If Your Vaccine Side Effects Last This Long, Get a COVID Test, Doctor Says

What seems like a reaction to the vaccine could really be the virus.

There's a chance you'll end up feeling sick after getting the COVID vaccine, which can be a nerve-wracking experience during a pandemic. Fortunately, the Centers for Disease Control and Prevention (CDC) says that experiencing side effects after COVID vaccination is a normal response to your body building immunity, and not any cause for concern. However, if your side effects are sticking around a little longer than you expected, that could indicate that something is amiss. Experts say that if your vaccine side effects last too long, you may need to get tested for COVID—especially since vaccine side effects and COVID symptoms can look quite similar. Read on to find out if you need a COVID test, and for more on vaccine reactions, This Vaccine Side Effect Could Mean You Already Had COVID, New Study Says.
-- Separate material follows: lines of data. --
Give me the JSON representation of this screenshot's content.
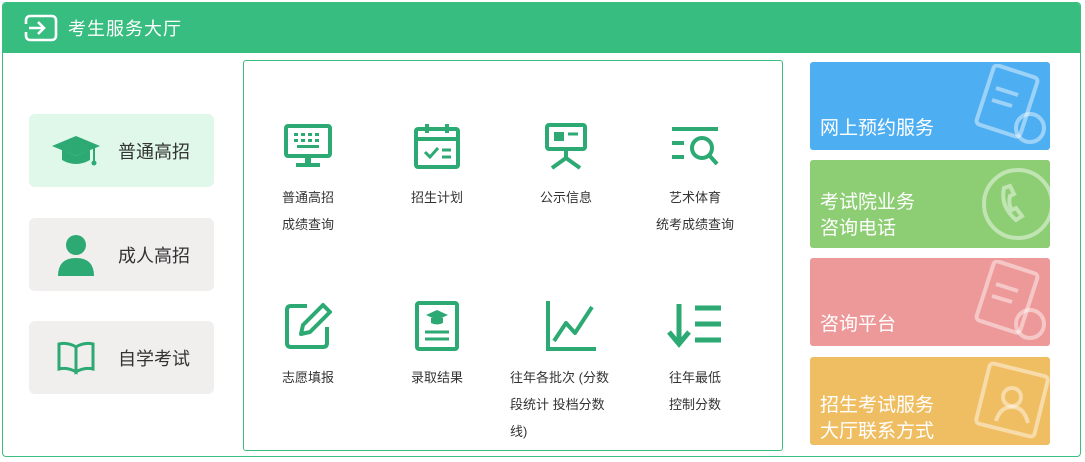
{
  "header": {
    "title": "考生服务大厅",
    "icon": "exit-icon"
  },
  "sidebar": {
    "items": [
      {
        "label": "普通高招",
        "icon": "graduation-cap-icon",
        "active": true
      },
      {
        "label": "成人高招",
        "icon": "person-icon",
        "active": false
      },
      {
        "label": "自学考试",
        "icon": "book-icon",
        "active": false
      }
    ]
  },
  "services": [
    {
      "line1": "普通高招",
      "line2": "成绩查询",
      "icon": "monitor-keyboard-icon"
    },
    {
      "line1": "招生计划",
      "line2": "",
      "icon": "calendar-check-icon"
    },
    {
      "line1": "公示信息",
      "line2": "",
      "icon": "presentation-board-icon"
    },
    {
      "line1": "艺术体育",
      "line2": "统考成绩查询",
      "icon": "list-search-icon"
    },
    {
      "line1": "志愿填报",
      "line2": "",
      "icon": "edit-form-icon"
    },
    {
      "line1": "录取结果",
      "line2": "",
      "icon": "certificate-icon"
    },
    {
      "line1": "往年各批次 (分数",
      "line2": "段统计 投档分数",
      "line3": "线)",
      "icon": "line-chart-icon"
    },
    {
      "line1": "往年最低",
      "line2": "控制分数",
      "icon": "sort-down-list-icon"
    }
  ],
  "cards": [
    {
      "line1": "网上预约服务",
      "line2": "",
      "color": "#4eaef2",
      "icon": "document-search-icon"
    },
    {
      "line1": "考试院业务",
      "line2": "咨询电话",
      "color": "#8dce74",
      "icon": "phone-icon"
    },
    {
      "line1": "咨询平台",
      "line2": "",
      "color": "#ee9999",
      "icon": "document-search-icon"
    },
    {
      "line1": "招生考试服务",
      "line2": "大厅联系方式",
      "color": "#f0be62",
      "icon": "contact-card-icon"
    }
  ],
  "colors": {
    "brand": "#37bd7f",
    "icon_green": "#2daa73"
  }
}
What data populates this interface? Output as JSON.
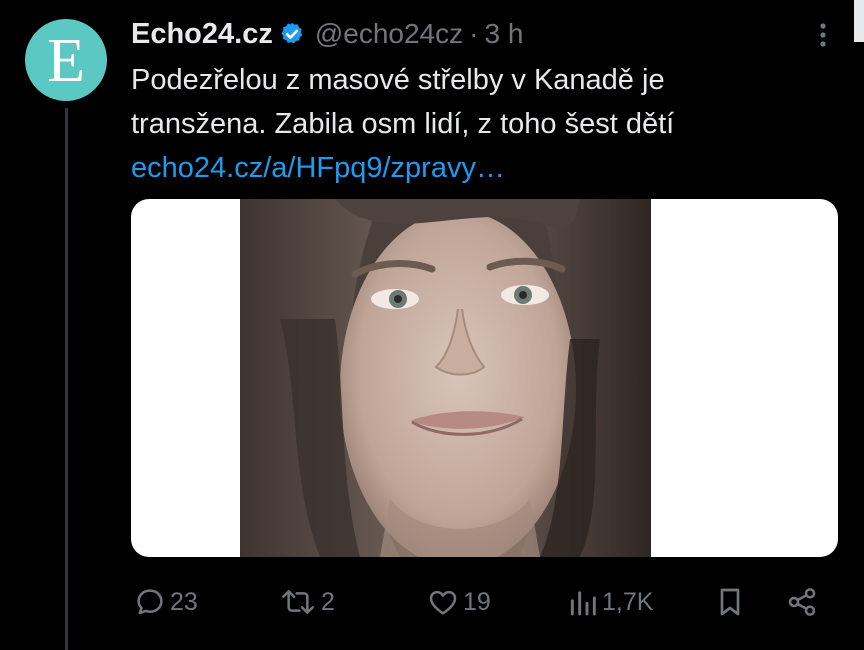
{
  "account": {
    "avatar_letter": "E",
    "display_name": "Echo24.cz",
    "handle": "@echo24cz",
    "separator": "·",
    "time": "3 h"
  },
  "tweet": {
    "line1": "Podezřelou z masové střelby v Kanadě je",
    "line2": "transžena. Zabila osm lidí, z toho šest dětí",
    "link": "echo24.cz/a/HFpq9/zpravy…"
  },
  "actions": {
    "replies": "23",
    "reposts": "2",
    "likes": "19",
    "views": "1,7K"
  },
  "colors": {
    "background": "#000000",
    "text": "#e7e9ea",
    "secondary": "#71767b",
    "link": "#1d9bf0",
    "avatar": "#5cc8c3",
    "verified": "#1d9bf0"
  },
  "icons": [
    "more-icon",
    "verified-badge-icon",
    "reply-icon",
    "repost-icon",
    "like-icon",
    "views-icon",
    "bookmark-icon",
    "share-icon"
  ]
}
Doctors say you should get a COVID test if your vaccine side effects last longer than 72 hours.

Ill man covered with blanket.
iStock

Vaccine side effects are normal, but they should only last a few days, according to the CDC. If they stick around longer, you could actually be experiencing symptoms of COVID. Common side effects of the vaccine—like fatigue, fever, and body aches—are also symptoms that develop if you have the virus. "If your symptoms last longer than 72 hours, it is worth making sure you don't actually have COVID-19," Manisha Juthani, MD, an infectious diseases specialist at Yale Medicine and associate professor at the Yale School of Medicine, told Verywell. And for more on the vaccine, This Is the Only Way to Tell If Your COVID Vaccine Worked, Doctors Say.

If you do have COVID, it's not from the vaccine, however.

A male healthcare worker is holding a syringe and measuring the right amount of vaccine dosage prior to administering the medical injection onto a patient's arm
iStock

If you do find out you have COVID after getting the vaccine, it's not because the vaccine gave you COVID, however. As the CDC explains, none of the three COVID vaccines available in the U.S.—Moderna, Pfizer, and Johnson & Johnson—are live vaccines, which means they cannot give you the virus they are protecting against. However, it takes a few weeks after vaccination to build immunity, which means "it is possible that a person could be infected with the virus that causes COVID-19 just before or just after vaccination and then get sick because the vaccine did not have enough time to provide protection," the CDC says. And for more guidance from the CDC, The CDC Says Don't Do This Within 2 Weeks of Your COVID Vaccine.

You should wait to get the second shot if you catch COVID in-between doses.

woman having a nasal swab test for Covid-19
iStock

The CDC says you should not get the vaccine if you are currently infected with COVID. So if you do get the coronavirus in-between the first and second dose of Pfizer or Moderna, you should postpone your second shot. "Vaccination of people with known current SARS-CoV-2 infection should be deferred until the person has recovered from the acute illness (if the person had symptoms) and they have met criteria to discontinue isolation," the CDC says.

If you do need to delay your second dose, the agency says it can still be administered up to six weeks after the first dose. However, if you are just experiencing side effects after the first shot and not the virus, you should still get your second shot on time "unless a vaccination provider or your doctor tells you not to get it," the CDC says. And for more useful information delivered straight to your inbox, sign up for our daily newsletter.

There is a small chance you could get infected with COVID once fully vaccinated.

Full length shot of a young man sitting on his bed while feeling unwell at home
iStock

You are considered fully vaccinated by the CDC once it has been two weeks after your second shot in a two-dose series or two weeks after a single-shot vaccine. While this means that you are protected against COVID, the CDC says there is a small chance you could get infected with the virus after vaccination. "A small percentage of people fully vaccinated against COVID-19 will still develop COVID-19 illness," the agency explains. "While these vaccines are effective, no vaccine prevents illness 100 percent of the time. For any vaccines, there are breakthrough cases."

With that in mind, if you are fully vaccinated and experiencing any symptoms of COVID—fever, chills, cough, shortness of breath, difficulty breathing, fatigue, muscle or body aches, headache, new loss of taste or smell, sore throat, congestion, runny nose, nausea, vomiting, or diarrhea—you should get tested for the virus just in case. And for more coronavirus news, COVID Leaves This in Your Body Even If You're Asymptomatic, New Study Says.

Best Life is constantly monitoring the latest news as it relates to COVID-19 in order to keep you healthy, safe, and informed. Here are the answers to your most burning questions, the ways you can stay safe and healthy, the facts you need to know, the risks you should avoid, the myths you need to ignore,and the symptoms to be aware of. Click here for all of our COVID-19 coverage, and sign up for our newsletter to stay up to date.
Kali Coleman
Kali is an assistant editor at Best Life. Read more
Filed Under